**Download a PDF version of this post**

How do I create a Self Care Plan?

Planning our self-care is a proactive step to looking after our mental and emotional wellbeing. You may like to use this format, or you might already have something that you prefer. This activity is of course completely voluntary. As a person with a lived experience of suicide, choosing to engage in suicide prevention activities and sharing your very personal insights, perspectives and expertise, is a decision that deserves careful consideration.

We know that those of us who have lived experience also have developed incredible resilience and heightened insight into our own emotional wellbeing. Our desire to help others can however sometimes lead to us giving a lot of ourselves to others, which needs to be proactively managed and reviewed.

We also understand that a lived experience of suicide never leaves us, and that we can experience different emotions of varying intensity throughout any given time period. We may experience these reactions while preparing to be involved, while participating, or even in the days or weeks afterwards.

So, it is really important that we take time to identify some potential triggers for strong emotional responses, and plan to manage them.
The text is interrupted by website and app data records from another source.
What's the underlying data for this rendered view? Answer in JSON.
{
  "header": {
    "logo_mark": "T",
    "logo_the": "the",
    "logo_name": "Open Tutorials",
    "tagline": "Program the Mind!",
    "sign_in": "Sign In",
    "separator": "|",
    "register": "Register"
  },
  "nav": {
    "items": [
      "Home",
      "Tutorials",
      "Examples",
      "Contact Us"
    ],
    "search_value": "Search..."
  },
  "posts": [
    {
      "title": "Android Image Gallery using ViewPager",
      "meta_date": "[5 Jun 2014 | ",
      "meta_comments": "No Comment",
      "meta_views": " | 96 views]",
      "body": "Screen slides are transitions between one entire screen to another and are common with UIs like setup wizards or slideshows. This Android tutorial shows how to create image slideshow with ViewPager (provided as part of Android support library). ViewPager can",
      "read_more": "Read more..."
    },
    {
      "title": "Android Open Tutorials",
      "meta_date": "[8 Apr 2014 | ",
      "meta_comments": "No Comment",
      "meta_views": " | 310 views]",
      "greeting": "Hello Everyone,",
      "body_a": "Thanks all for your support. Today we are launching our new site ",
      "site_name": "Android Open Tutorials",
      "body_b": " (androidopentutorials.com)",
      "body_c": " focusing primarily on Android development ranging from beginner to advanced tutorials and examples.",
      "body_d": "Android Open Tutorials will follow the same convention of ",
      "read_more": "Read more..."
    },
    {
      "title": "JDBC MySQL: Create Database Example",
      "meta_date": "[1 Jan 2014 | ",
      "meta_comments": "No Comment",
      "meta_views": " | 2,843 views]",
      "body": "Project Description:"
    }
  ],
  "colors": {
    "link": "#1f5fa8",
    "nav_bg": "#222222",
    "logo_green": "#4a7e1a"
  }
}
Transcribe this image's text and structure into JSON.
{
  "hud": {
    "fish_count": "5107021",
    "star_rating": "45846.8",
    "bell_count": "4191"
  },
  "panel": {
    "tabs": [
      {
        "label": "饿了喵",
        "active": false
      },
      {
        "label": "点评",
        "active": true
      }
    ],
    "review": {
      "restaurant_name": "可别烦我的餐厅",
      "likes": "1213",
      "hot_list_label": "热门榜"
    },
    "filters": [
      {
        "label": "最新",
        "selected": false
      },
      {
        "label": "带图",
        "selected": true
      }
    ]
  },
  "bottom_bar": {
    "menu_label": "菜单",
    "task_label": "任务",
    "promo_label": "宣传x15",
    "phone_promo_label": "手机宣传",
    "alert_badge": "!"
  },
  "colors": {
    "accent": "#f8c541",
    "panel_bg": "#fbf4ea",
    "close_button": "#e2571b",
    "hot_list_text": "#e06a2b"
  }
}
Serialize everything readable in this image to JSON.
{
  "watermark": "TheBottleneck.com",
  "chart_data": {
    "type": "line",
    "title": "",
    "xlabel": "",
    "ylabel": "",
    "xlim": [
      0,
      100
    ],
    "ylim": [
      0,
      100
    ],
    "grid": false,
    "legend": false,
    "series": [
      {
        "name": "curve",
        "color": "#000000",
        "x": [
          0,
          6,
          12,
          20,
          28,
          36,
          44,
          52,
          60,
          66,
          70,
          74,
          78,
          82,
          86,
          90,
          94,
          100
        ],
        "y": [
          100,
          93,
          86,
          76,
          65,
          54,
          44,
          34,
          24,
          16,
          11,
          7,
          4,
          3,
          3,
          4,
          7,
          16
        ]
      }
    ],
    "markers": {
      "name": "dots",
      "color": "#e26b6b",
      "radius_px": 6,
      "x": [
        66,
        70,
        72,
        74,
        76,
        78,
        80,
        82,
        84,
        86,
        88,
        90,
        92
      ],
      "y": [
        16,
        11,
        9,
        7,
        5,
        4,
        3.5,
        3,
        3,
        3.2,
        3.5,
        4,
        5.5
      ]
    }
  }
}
Furthermore, accepting that we live in a world of multiple stressors, not just our contribution through our lived experience, it is equally helpful to have some strategies in place to manage daily stress levels.

We don’t plan for a fire when the fire breaks out, we have a plan in place, and it is reviewed regularly. And so, it is for ourselves . . . the time to plan for our self-care is before we actually need to activate it!

Download our Self Care Plan worksheets